The proposal stems from a regular review of pesticides under the Pest Management Regulatory Agency.

Health Canada has said strychnine kills ground squirrels, also commonly called gophers, in its consultation document. However, and not surprisingly, they also noted it also kills non-target species that might eat either the poison-treated grain used to attract gophers or scavengers that eat the dead rodents. That is bad news for all sorts of animals, hawks, owls, ravens, coyotes and perhaps most significantly in creating a push for a ban, the endangered burrowing owl and swift fox.

There is clearly a demand from the broader general public to preserve biodiversity whenever possible, and the efforts to protect the burrowing owl and swift fox have been significant as the pair are basically the poster children for disappearing native Prairie and its natural inhabitants.

No farmer wants to see the owls, foxes or other animals killed either, but they do recognize a need to control the ground squirrel as it burrows and mounds are a danger to cattle and machinery, and strychnine has been a tool in that control.

But there are increased environmental concerns at play now, and that may well mean a ban on strychnine in the not so distant future.

And, in terms of environmental concerns there has been significant media coverage over bee deaths and the loss of wild pollinators.

More than one accusing finger has been pointed at the family of insecticides known as neonicotinoids as one of the culprits.

Well, over the next five years neonicotinoids will be phased out for Canadian use.

The pesticide, used in Western Canada mainly as a seed treatment, will be unavailable to farmers in some forms beginning in 2021.

The decision comes down from the federal Pest Management Regulatory Agency, a decision which follows an earlier move by the European Union to eliminate it. In the U.S. regulators have gone the other direction, opening up its use in some cases.

This will again have an impact on how farmers do things in Western Canada as neonicotinoids are used to control a range of crop pests such as flea beetles in canola, and seed corn maggot, in peas, pea-leaf weevil and wireworms in wheat and other crops.

Certainly the area of crop protection products will be the one where environmental concern pressures will likely have their greatest effect.

But others factors will have an impact, too.

Glyphosate is a widely used weed control product which has come under major scrutiny in the last few years in terms of whether the herbicide first brought to the market in 1974, causes cancer.

Recently a California jury found Monsanto liable in a lawsuit filed by a man who alleged the company’s glyphosate-based products, including the oft-farm used Roundup, caused his cancer and ordered the company to pay $289 million in damages.

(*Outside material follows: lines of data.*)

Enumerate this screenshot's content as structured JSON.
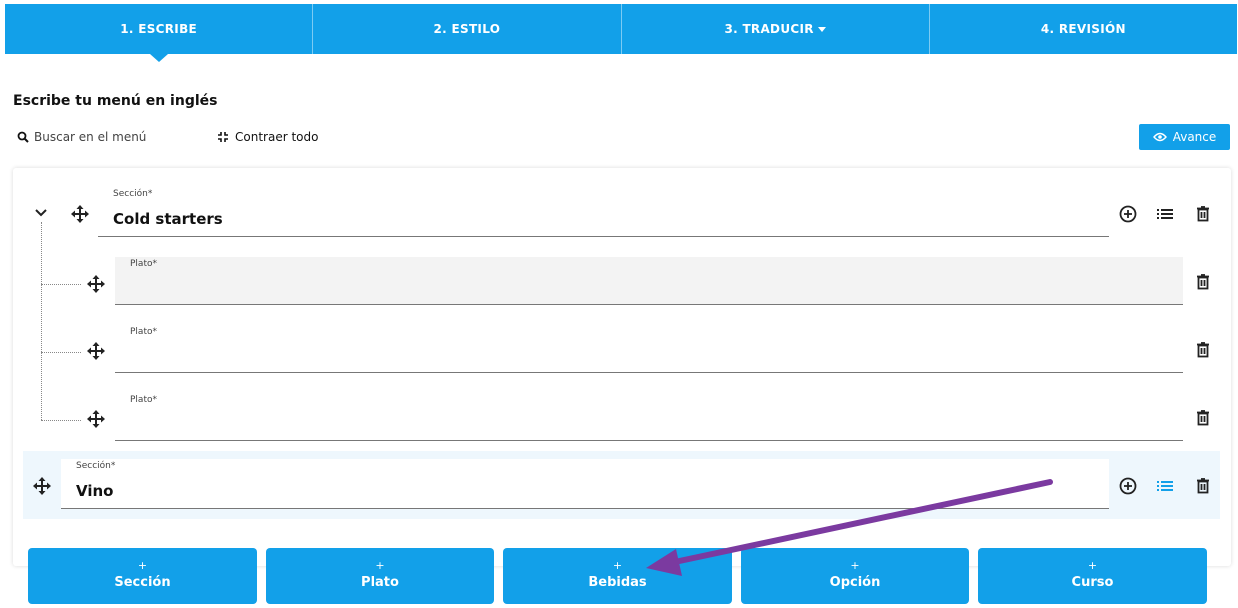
{
  "stepper": {
    "steps": [
      {
        "label": "1. ESCRIBE",
        "active": true
      },
      {
        "label": "2. ESTILO",
        "active": false
      },
      {
        "label": "3. TRADUCIR",
        "active": false,
        "has_dropdown": true
      },
      {
        "label": "4. REVISIÓN",
        "active": false
      }
    ]
  },
  "page_title": "Escribe tu menú en inglés",
  "toolbar": {
    "search_placeholder": "Buscar en el menú",
    "collapse_label": "Contraer todo",
    "preview_label": "Avance"
  },
  "menu": {
    "sections": [
      {
        "label": "Sección*",
        "value": "Cold starters",
        "expanded": true,
        "dishes": [
          {
            "label": "Plato*",
            "value": ""
          },
          {
            "label": "Plato*",
            "value": ""
          },
          {
            "label": "Plato*",
            "value": ""
          }
        ]
      },
      {
        "label": "Sección*",
        "value": "Vino",
        "highlighted": true,
        "dishes": []
      }
    ]
  },
  "add_buttons": [
    {
      "plus": "+",
      "label": "Sección"
    },
    {
      "plus": "+",
      "label": "Plato"
    },
    {
      "plus": "+",
      "label": "Bebidas"
    },
    {
      "plus": "+",
      "label": "Opción"
    },
    {
      "plus": "+",
      "label": "Curso"
    }
  ],
  "colors": {
    "accent": "#12a0e9",
    "annotation_arrow": "#7b3aa0",
    "highlight_row": "#eef7fd"
  },
  "icons": [
    "search-icon",
    "collapse-icon",
    "eye-icon",
    "chevron-down-icon",
    "drag-handle-icon",
    "add-circle-icon",
    "list-icon",
    "trash-icon"
  ]
}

It is estimated the company faces more than 5,000 similar lawsuits across the United States.

While there will no doubt be appeals dragging on for years, the final result could again cause a major change in how farmers manage their crops.

Change is constant in all things, but farmers appear to be facing a number of major ones based on new looks at old products.

Calvin Daniels is Editor with Yorkton This Week.